===== Information provided =====

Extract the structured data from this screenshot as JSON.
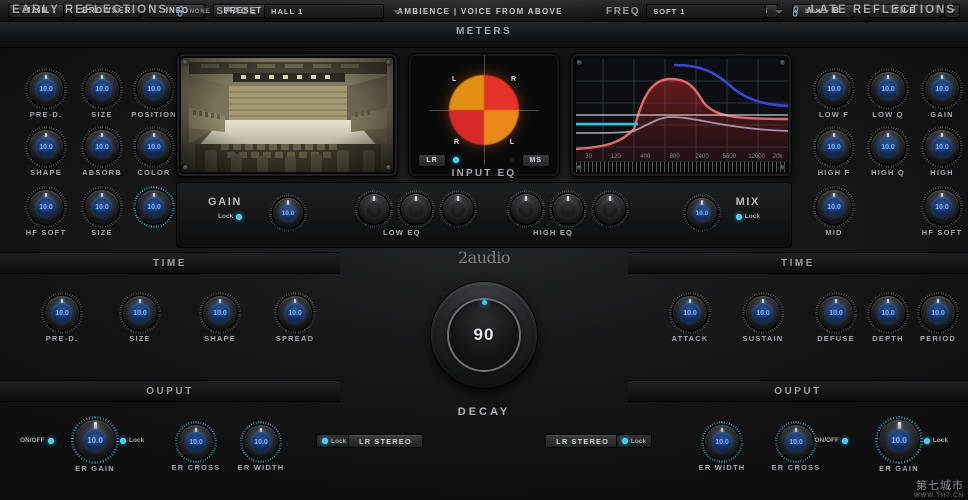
{
  "topbar": {
    "buttons": [
      "MAIN",
      "BROWSER",
      "INFO",
      "PRESET"
    ],
    "preset_title": "AMBIENCE | VOICE FROM ABOVE",
    "ab": [
      "A",
      "B"
    ],
    "ab_copy": "A ◂ ▸ B",
    "file": "FILE"
  },
  "headers": {
    "early_reflections": "EARLY REFLECTIONS",
    "late_reflections": "LATE REFLECTIONS",
    "meters": "METERS",
    "space_label": "SPACE",
    "space_value": "HALL 1",
    "freq_label": "FREQ",
    "freq_value": "SOFT 1",
    "none_tag": "NONE"
  },
  "early": {
    "knobs": [
      {
        "label": "PRE-D.",
        "value": "10.0"
      },
      {
        "label": "SIZE",
        "value": "10.0"
      },
      {
        "label": "POSITION",
        "value": "10.0"
      },
      {
        "label": "SHAPE",
        "value": "10.0"
      },
      {
        "label": "ABSORB",
        "value": "10.0"
      },
      {
        "label": "COLOR",
        "value": "10.0"
      },
      {
        "label": "HF SOFT",
        "value": "10.0"
      },
      {
        "label": "SIZE",
        "value": "10.0"
      },
      {
        "label": "",
        "value": "10.0"
      }
    ]
  },
  "late": {
    "knobs": [
      {
        "label": "LOW F",
        "value": "10.0"
      },
      {
        "label": "LOW Q",
        "value": "10.0"
      },
      {
        "label": "GAIN",
        "value": "10.0"
      },
      {
        "label": "HIGH F",
        "value": "10.0"
      },
      {
        "label": "HIGH Q",
        "value": "10.0"
      },
      {
        "label": "HIGH",
        "value": "10.0"
      },
      {
        "label": "MID",
        "value": "10.0"
      },
      {
        "label": "HF SOFT",
        "value": "10.0"
      }
    ]
  },
  "meters": {
    "quadrants": [
      "L",
      "R",
      "R",
      "L"
    ],
    "lr_button": "LR",
    "ms_button": "MS"
  },
  "eq_graph": {
    "freq_ticks": [
      "30",
      "120",
      "400",
      "800",
      "2400",
      "5600",
      "12000",
      "20k"
    ]
  },
  "input_eq": {
    "title": "INPUT EQ",
    "gain_label": "GAIN",
    "gain_value": "10.0",
    "gain_lock": "Lock",
    "low_eq": "LOW EQ",
    "high_eq": "HIGH EQ",
    "mix_label": "MIX",
    "mix_value": "10.0",
    "mix_lock": "Lock"
  },
  "time_left": {
    "title": "TIME",
    "knobs": [
      {
        "label": "PRE-D.",
        "value": "10.0"
      },
      {
        "label": "SIZE",
        "value": "10.0"
      },
      {
        "label": "SHAPE",
        "value": "10.0"
      },
      {
        "label": "SPREAD",
        "value": "10.0"
      }
    ]
  },
  "time_right": {
    "title": "TIME",
    "knobs": [
      {
        "label": "ATTACK",
        "value": "10.0"
      },
      {
        "label": "SUSTAIN",
        "value": "10.0"
      },
      {
        "label": "DEFUSE",
        "value": "10.0"
      },
      {
        "label": "DEPTH",
        "value": "10.0"
      },
      {
        "label": "PERIOD",
        "value": "10.0"
      }
    ]
  },
  "decay": {
    "logo": "2audio",
    "value": "90",
    "label": "DECAY"
  },
  "output_left": {
    "title": "OUPUT",
    "onoff": "ON/OFF",
    "lock": "Lock",
    "stereo_button": "LR STEREO",
    "stereo_lock": "Lock",
    "knobs": [
      {
        "label": "ER GAIN",
        "value": "10.0"
      },
      {
        "label": "ER CROSS",
        "value": "10.0"
      },
      {
        "label": "ER WIDTH",
        "value": "10.0"
      }
    ]
  },
  "output_right": {
    "title": "OUPUT",
    "onoff": "ON/OFF",
    "lock": "Lock",
    "stereo_button": "LR STEREO",
    "stereo_lock": "Lock",
    "knobs": [
      {
        "label": "ER WIDTH",
        "value": "10.0"
      },
      {
        "label": "ER CROSS",
        "value": "10.0"
      },
      {
        "label": "ER GAIN",
        "value": "10.0"
      }
    ]
  },
  "watermark": {
    "line1": "第七城市",
    "line2": "WWW.TH7.CN"
  },
  "colors": {
    "accent_blue": "#2fc6ef",
    "knob_value_blue": "#7fb2ff",
    "meter_red": "#d8352c",
    "meter_orange": "#e08a22",
    "eq_curve_red": "#e06a72",
    "eq_curve_blue": "#3a46d8",
    "eq_curve_cyan": "#25c2e8"
  }
}
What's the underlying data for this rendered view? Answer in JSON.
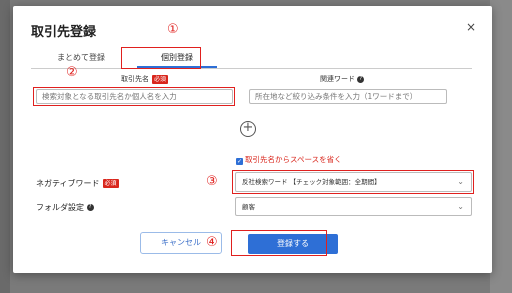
{
  "modal": {
    "title": "取引先登録",
    "close_glyph": "×",
    "tabs": [
      {
        "label": "まとめて登録",
        "active": false
      },
      {
        "label": "個別登録",
        "active": true
      }
    ],
    "fields": {
      "partner_name": {
        "label": "取引先名",
        "required_badge": "必須",
        "placeholder": "検索対象となる取引先名か個人名を入力"
      },
      "related_word": {
        "label": "関連ワード",
        "help_icon": "help-circle-icon",
        "placeholder": "所在地など絞り込み条件を入力（1ワードまで）"
      }
    },
    "add_glyph": "+",
    "remove_space_checkbox": {
      "label": "取引先名からスペースを省く",
      "checked": true
    },
    "negative_word": {
      "label": "ネガティブワード",
      "required_badge": "必須",
      "value": "反社検索ワード 【チェック対象範囲：全期間】"
    },
    "folder_setting": {
      "label": "フォルダ設定",
      "help_glyph": "?",
      "value": "顧客"
    },
    "buttons": {
      "cancel": "キャンセル",
      "submit": "登録する"
    }
  },
  "annotations": [
    "①",
    "②",
    "③",
    "④"
  ],
  "colors": {
    "accent": "#2e6fd6",
    "annotation": "#e0201e",
    "required": "#d9261c"
  }
}
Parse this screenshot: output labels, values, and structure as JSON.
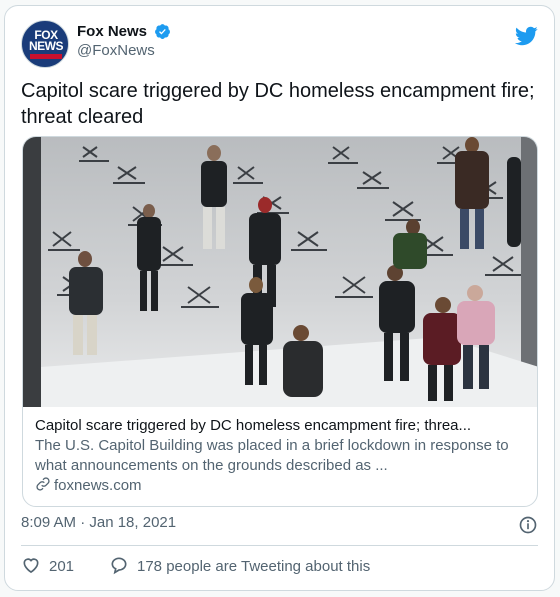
{
  "account": {
    "name": "Fox News",
    "handle": "@FoxNews",
    "avatar_text": [
      "FOX",
      "NEWS"
    ],
    "verified_color": "#1d9bf0"
  },
  "tweet": {
    "text": "Capitol scare triggered by DC homeless encampment fire; threat cleared"
  },
  "link_card": {
    "title": "Capitol scare triggered by DC homeless encampment fire; threa...",
    "description": "The U.S. Capitol Building was placed in a brief lockdown in response to what announcements on the grounds described as ...",
    "domain": "foxnews.com",
    "image_icon": "photo-of-people-walking-past-chairs"
  },
  "meta": {
    "timestamp": "8:09 AM · Jan 18, 2021"
  },
  "actions": {
    "likes": "201",
    "replies_text": "178 people are Tweeting about this"
  },
  "colors": {
    "twitter_blue": "#1d9bf0",
    "secondary_text": "#536471",
    "border": "#cfd9de"
  }
}
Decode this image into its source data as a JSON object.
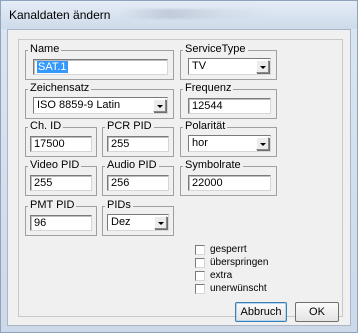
{
  "window": {
    "title": "Kanaldaten ändern"
  },
  "name": {
    "label": "Name",
    "value": "SAT.1"
  },
  "service_type": {
    "label": "ServiceType",
    "value": "TV"
  },
  "zeichensatz": {
    "label": "Zeichensatz",
    "value": "ISO 8859-9 Latin"
  },
  "frequenz": {
    "label": "Frequenz",
    "value": "12544"
  },
  "ch_id": {
    "label": "Ch. ID",
    "value": "17500"
  },
  "pcr_pid": {
    "label": "PCR PID",
    "value": "255"
  },
  "polaritaet": {
    "label": "Polarität",
    "value": "hor"
  },
  "video_pid": {
    "label": "Video PID",
    "value": "255"
  },
  "audio_pid": {
    "label": "Audio PID",
    "value": "256"
  },
  "symbolrate": {
    "label": "Symbolrate",
    "value": "22000"
  },
  "pmt_pid": {
    "label": "PMT PID",
    "value": "96"
  },
  "pids": {
    "label": "PIDs",
    "value": "Dez"
  },
  "checkboxes": [
    {
      "label": "gesperrt",
      "checked": false
    },
    {
      "label": "überspringen",
      "checked": false
    },
    {
      "label": "extra",
      "checked": false
    },
    {
      "label": "unerwünscht",
      "checked": false
    }
  ],
  "buttons": {
    "cancel": "Abbruch",
    "ok": "OK"
  }
}
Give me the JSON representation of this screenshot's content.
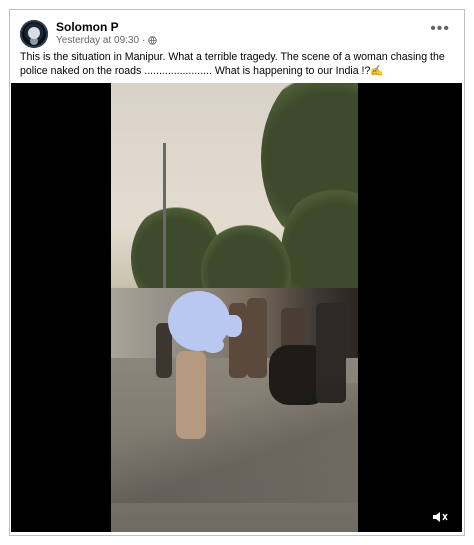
{
  "post": {
    "author": "Solomon P",
    "timestamp": "Yesterday at 09:30",
    "separator": "·",
    "privacy_icon": "globe-icon",
    "more_label": "•••",
    "caption": "This is the situation in Manipur.  What a terrible tragedy.  The scene of a woman chasing the police naked on the roads ....................... What is happening to our India !?✍"
  },
  "video": {
    "mute_icon": "speaker-muted-icon"
  },
  "colors": {
    "author_text": "#050505",
    "meta_text": "#65676b",
    "video_background": "#000000",
    "blur_overlay": "#b9c8f0"
  }
}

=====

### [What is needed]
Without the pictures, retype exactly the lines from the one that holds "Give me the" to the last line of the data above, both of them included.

### [Completed task]
Give me the JSON representation of this screenshot's content.
{
  "post": {
    "author": "Solomon P",
    "timestamp": "Yesterday at 09:30",
    "separator": "·",
    "privacy_icon": "globe-icon",
    "more_label": "•••",
    "caption": "This is the situation in Manipur.  What a terrible tragedy.  The scene of a woman chasing the police naked on the roads ....................... What is happening to our India !?✍"
  },
  "video": {
    "mute_icon": "speaker-muted-icon"
  },
  "colors": {
    "author_text": "#050505",
    "meta_text": "#65676b",
    "video_background": "#000000",
    "blur_overlay": "#b9c8f0"
  }
}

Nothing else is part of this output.